**Task to carry out:** From the data below, return all lines holding the string "CHERCHER".
----- Data for analysis -----
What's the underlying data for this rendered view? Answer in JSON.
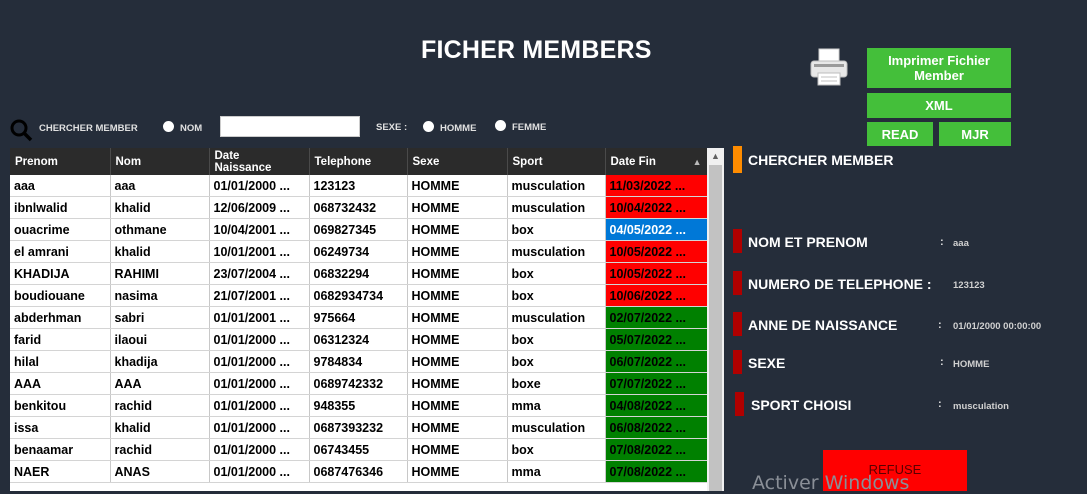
{
  "title": "FICHER MEMBERS",
  "icons": {
    "printer": "printer-icon",
    "search": "search-icon"
  },
  "buttons": {
    "print": "Imprimer Fichier Member",
    "xml": "XML",
    "read": "READ",
    "mjr": "MJR"
  },
  "search": {
    "label": "CHERCHER MEMBER",
    "nom_option": "NOM",
    "value": "",
    "sexe_label": "SEXE :",
    "homme_option": "HOMME",
    "femme_option": "FEMME"
  },
  "table": {
    "headers": [
      "Prenom",
      "Nom",
      "Date Naissance",
      "Telephone",
      "Sexe",
      "Sport",
      "Date Fin"
    ],
    "rows": [
      {
        "prenom": "aaa",
        "nom": "aaa",
        "naissance": "01/01/2000 ...",
        "tel": "123123",
        "sexe": "HOMME",
        "sport": "musculation",
        "fin": "11/03/2022 ...",
        "status": "expired"
      },
      {
        "prenom": "ibnlwalid",
        "nom": "khalid",
        "naissance": "12/06/2009 ...",
        "tel": "068732432",
        "sexe": "HOMME",
        "sport": "musculation",
        "fin": "10/04/2022 ...",
        "status": "expired"
      },
      {
        "prenom": "ouacrime",
        "nom": "othmane",
        "naissance": "10/04/2001 ...",
        "tel": "069827345",
        "sexe": "HOMME",
        "sport": "box",
        "fin": "04/05/2022 ...",
        "status": "selected"
      },
      {
        "prenom": "el amrani",
        "nom": "khalid",
        "naissance": "10/01/2001 ...",
        "tel": "06249734",
        "sexe": "HOMME",
        "sport": "musculation",
        "fin": "10/05/2022 ...",
        "status": "expired"
      },
      {
        "prenom": "KHADIJA",
        "nom": "RAHIMI",
        "naissance": "23/07/2004 ...",
        "tel": "06832294",
        "sexe": "HOMME",
        "sport": "box",
        "fin": "10/05/2022 ...",
        "status": "expired"
      },
      {
        "prenom": "boudiouane",
        "nom": "nasima",
        "naissance": "21/07/2001 ...",
        "tel": "0682934734",
        "sexe": "HOMME",
        "sport": "box",
        "fin": "10/06/2022 ...",
        "status": "expired"
      },
      {
        "prenom": "abderhman",
        "nom": "sabri",
        "naissance": "01/01/2001 ...",
        "tel": "975664",
        "sexe": "HOMME",
        "sport": "musculation",
        "fin": "02/07/2022 ...",
        "status": "active"
      },
      {
        "prenom": "farid",
        "nom": "ilaoui",
        "naissance": "01/01/2000 ...",
        "tel": "06312324",
        "sexe": "HOMME",
        "sport": "box",
        "fin": "05/07/2022 ...",
        "status": "active"
      },
      {
        "prenom": "hilal",
        "nom": "khadija",
        "naissance": "01/01/2000 ...",
        "tel": "9784834",
        "sexe": "HOMME",
        "sport": "box",
        "fin": "06/07/2022 ...",
        "status": "active"
      },
      {
        "prenom": "AAA",
        "nom": "AAA",
        "naissance": "01/01/2000 ...",
        "tel": "0689742332",
        "sexe": "HOMME",
        "sport": "boxe",
        "fin": "07/07/2022 ...",
        "status": "active"
      },
      {
        "prenom": "benkitou",
        "nom": "rachid",
        "naissance": "01/01/2000 ...",
        "tel": "948355",
        "sexe": "HOMME",
        "sport": "mma",
        "fin": "04/08/2022 ...",
        "status": "active"
      },
      {
        "prenom": "issa",
        "nom": "khalid",
        "naissance": "01/01/2000 ...",
        "tel": "0687393232",
        "sexe": "HOMME",
        "sport": "musculation",
        "fin": "06/08/2022 ...",
        "status": "active"
      },
      {
        "prenom": "benaamar",
        "nom": "rachid",
        "naissance": "01/01/2000 ...",
        "tel": "06743455",
        "sexe": "HOMME",
        "sport": "box",
        "fin": "07/08/2022 ...",
        "status": "active"
      },
      {
        "prenom": "NAER",
        "nom": "ANAS",
        "naissance": "01/01/2000 ...",
        "tel": "0687476346",
        "sexe": "HOMME",
        "sport": "mma",
        "fin": "07/08/2022 ...",
        "status": "active"
      }
    ],
    "status_colors": {
      "expired": "#ff0000",
      "active": "#008000",
      "selected": "#0078d7"
    }
  },
  "details": {
    "header": "CHERCHER MEMBER",
    "fields": [
      {
        "label": "NOM ET PRENOM",
        "colon": ":",
        "value": "aaa"
      },
      {
        "label": "NUMERO DE TELEPHONE :",
        "colon": "",
        "value": "123123"
      },
      {
        "label": "ANNE DE NAISSANCE",
        "colon": ":",
        "value": "01/01/2000 00:00:00"
      },
      {
        "label": "SEXE",
        "colon": ":",
        "value": "HOMME"
      },
      {
        "label": "SPORT CHOISI",
        "colon": ":",
        "value": "musculation"
      }
    ],
    "refuse_label": "REFUSE"
  },
  "colors": {
    "background": "#252d3a",
    "button_green": "#44bf3a",
    "accent_orange": "#ff8c00",
    "accent_red": "#b00000",
    "refuse_red": "#ff0000"
  },
  "watermark": "Activer Windows"
}
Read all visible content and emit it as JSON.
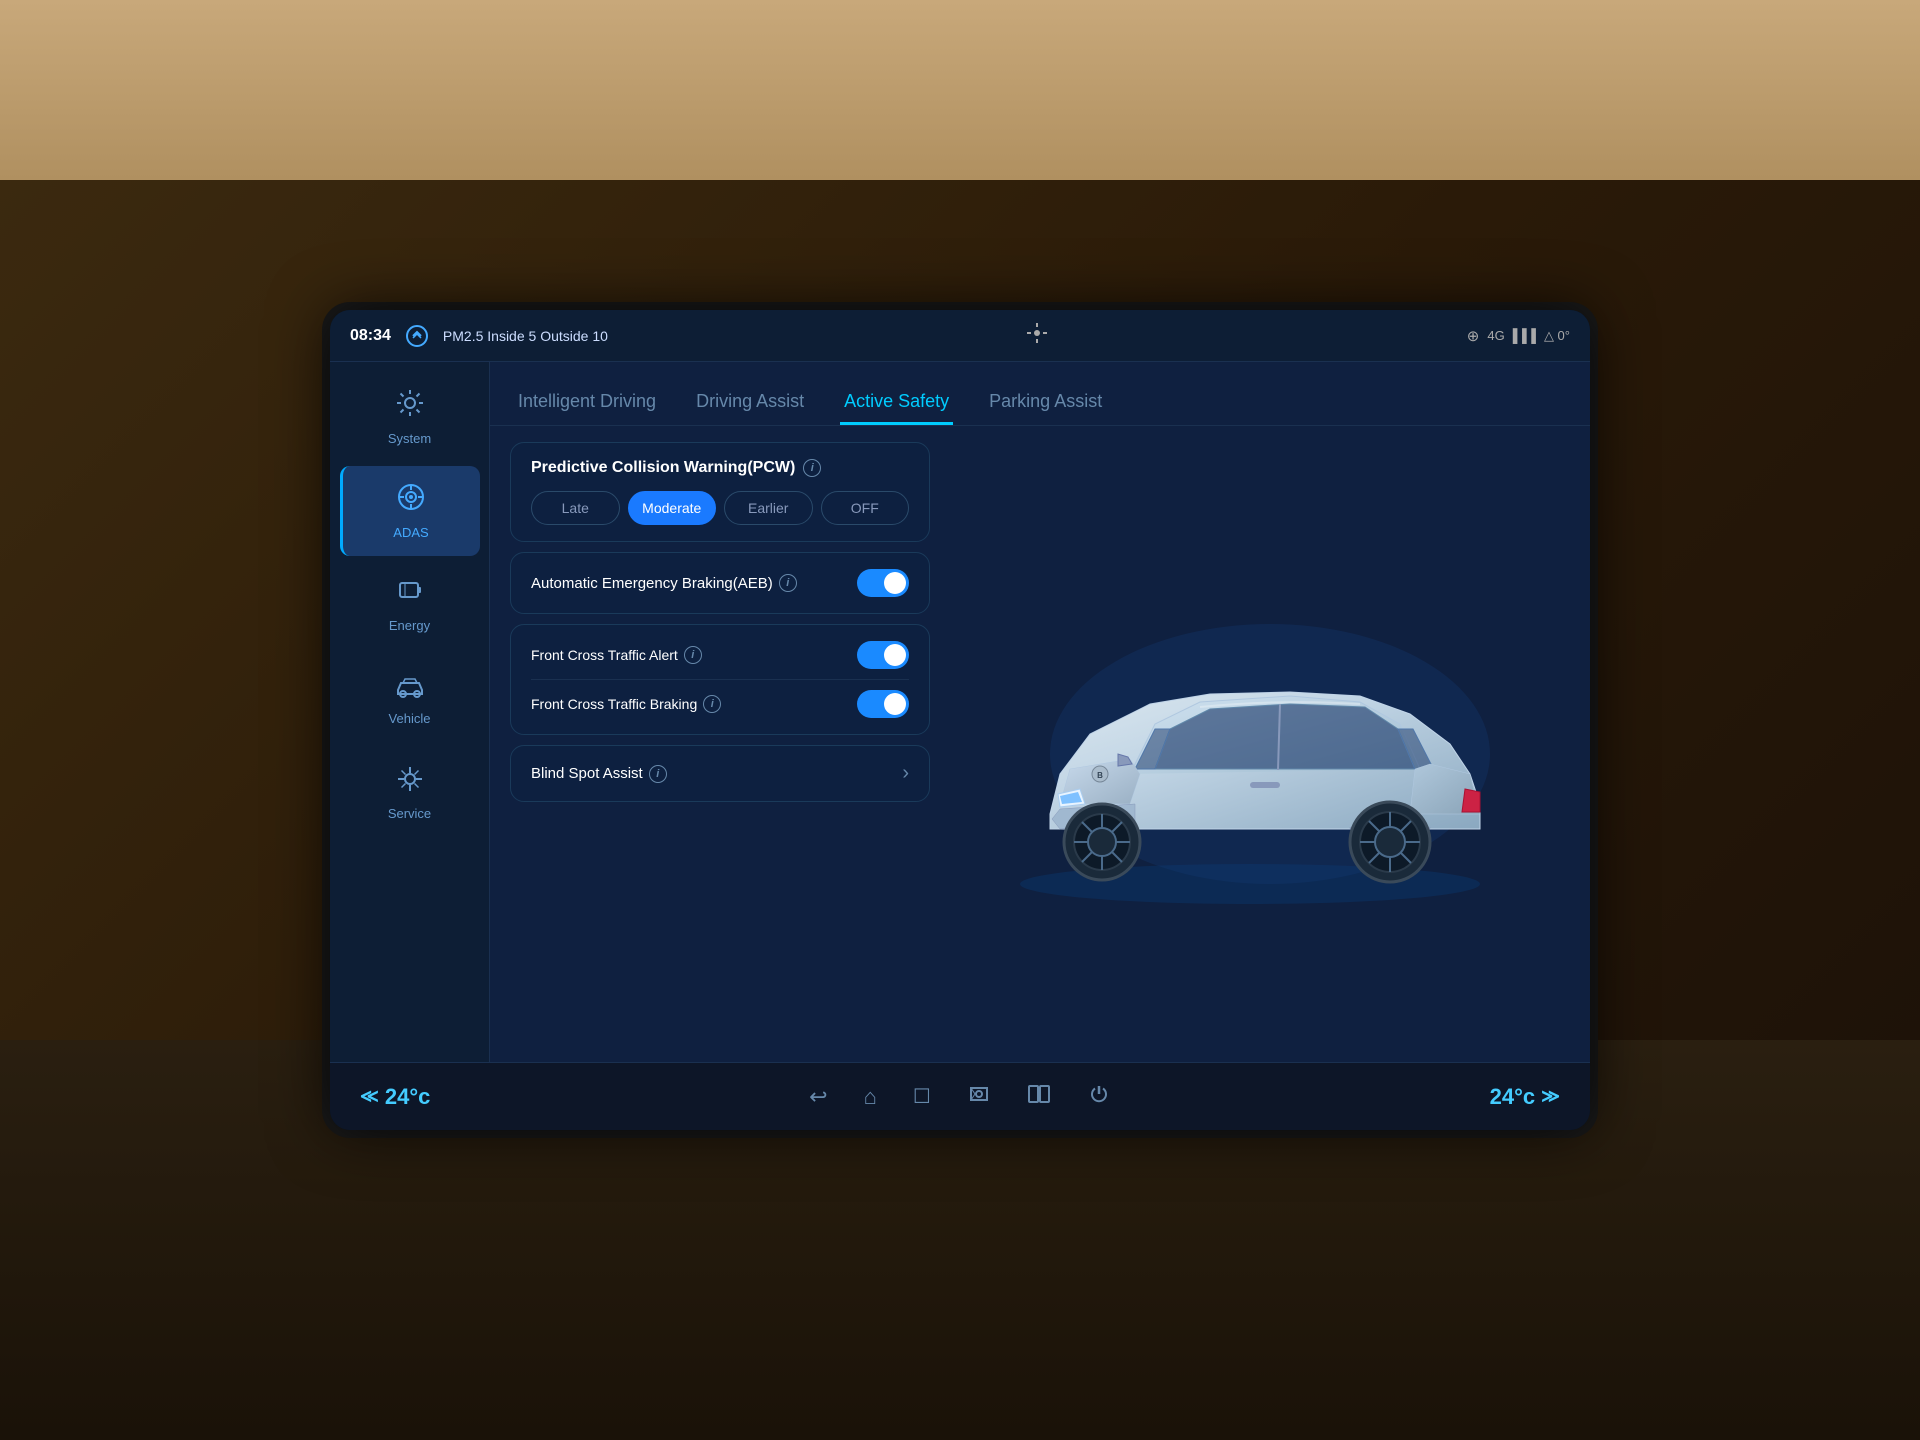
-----
**Task solution:**
    "label": "CHERCHER MEMBER",
    "header": "CHERCHER MEMBER",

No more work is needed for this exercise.